Disclosure: I work for a company that is a partner with QlikView, SAP BusinessObjects and Microsoft.
As a non-Apple using professional (we are becoming less in numbers) I have always leaned further to the Android side of the mobile world. As a QlikView professional, most of my experience is on Windows desktops, laptops and servers and in previous years involved less interaction with what many people believe to be the greatest gadget(s) in the world.
So enter the iPad and QlikView V11.0.11426.0 SR2. Day one, the first step was simple, get to the QlikView Access Point. Open the browser, navigate to my access point and sign in. Outside of the search for the “\” key (domain\userid) that all went well.
The first question you are presented with after getting to the access point is would you like your default in full browser mode or small device mode. iPad is full browser. No question.
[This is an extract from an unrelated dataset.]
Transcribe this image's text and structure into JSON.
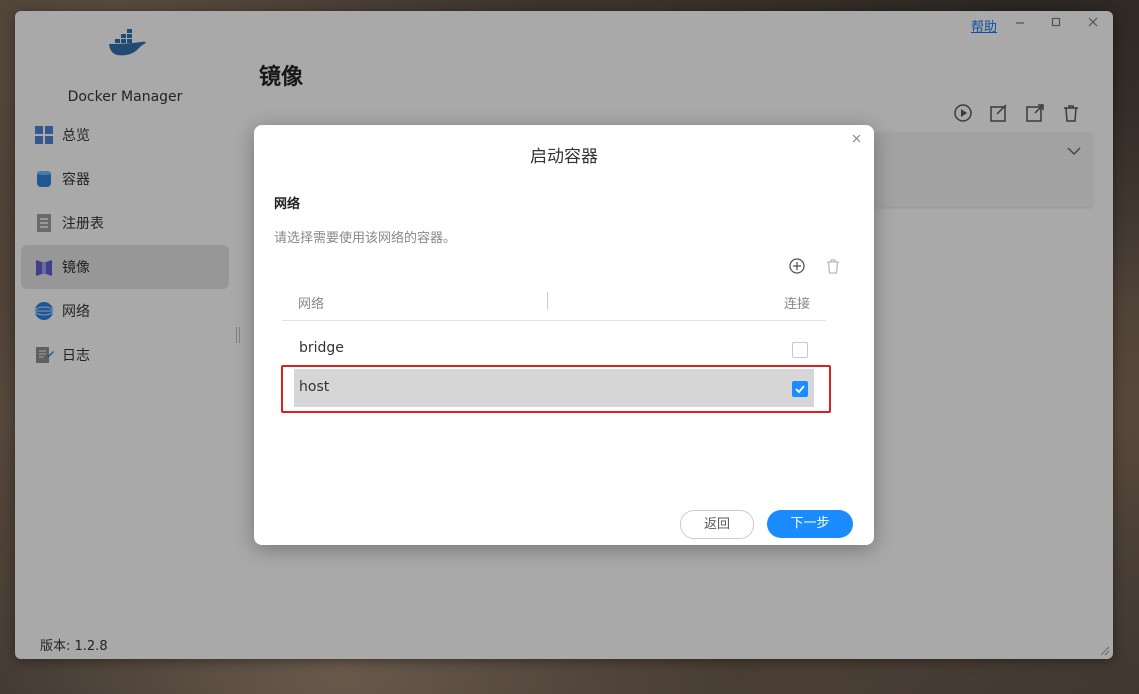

I’m not a big fan of the small device mode unless the application was really made for phone use. The full browser mode gives you the full experience but beware: if the application was not developed for a smaller device, selection and navigation can become difficult. If you want your users to spend their time using the application, rather than zoom in, selecting, zoom out…repeat, follow some simple design rules from QlikView site:
- It is recommended that QlikView applications are designed for 980 x 590 with a tab row, and 980 x 610 without a tab row. This is a rule of thumb and depends on many things including the version of iPad your audience is using. I found myself struggling to keep the application down to this limit and expanded it slightly after thorough testing in a “no-tab” application.
- Use Arial or other font faces that are supported in iPad browser. I got lucky because my client gave me two options for font based on their creative team, one of which was supported.
- Font sizes – minimum 11pt. Good for most users. Someone with large hands will still probably struggle a bit selecting a specific line item but they probably struggle with most touch screen applications. I did cut this down to 9 and 10 pt sizes for informational only text areas that were non selectable.
- No Mouse Over Options – No mouse, not an option.
- There are some additional tips that I recommend you review but ultimately just keep in mind what you are designing for.
So now I am having enough fun with this that I really want to start testing out existing applications, some designed for mobile and some not. Unfortunately my lack of attention span kicked in and I was diverted over to the Apple Store to discover QlikView for iOS.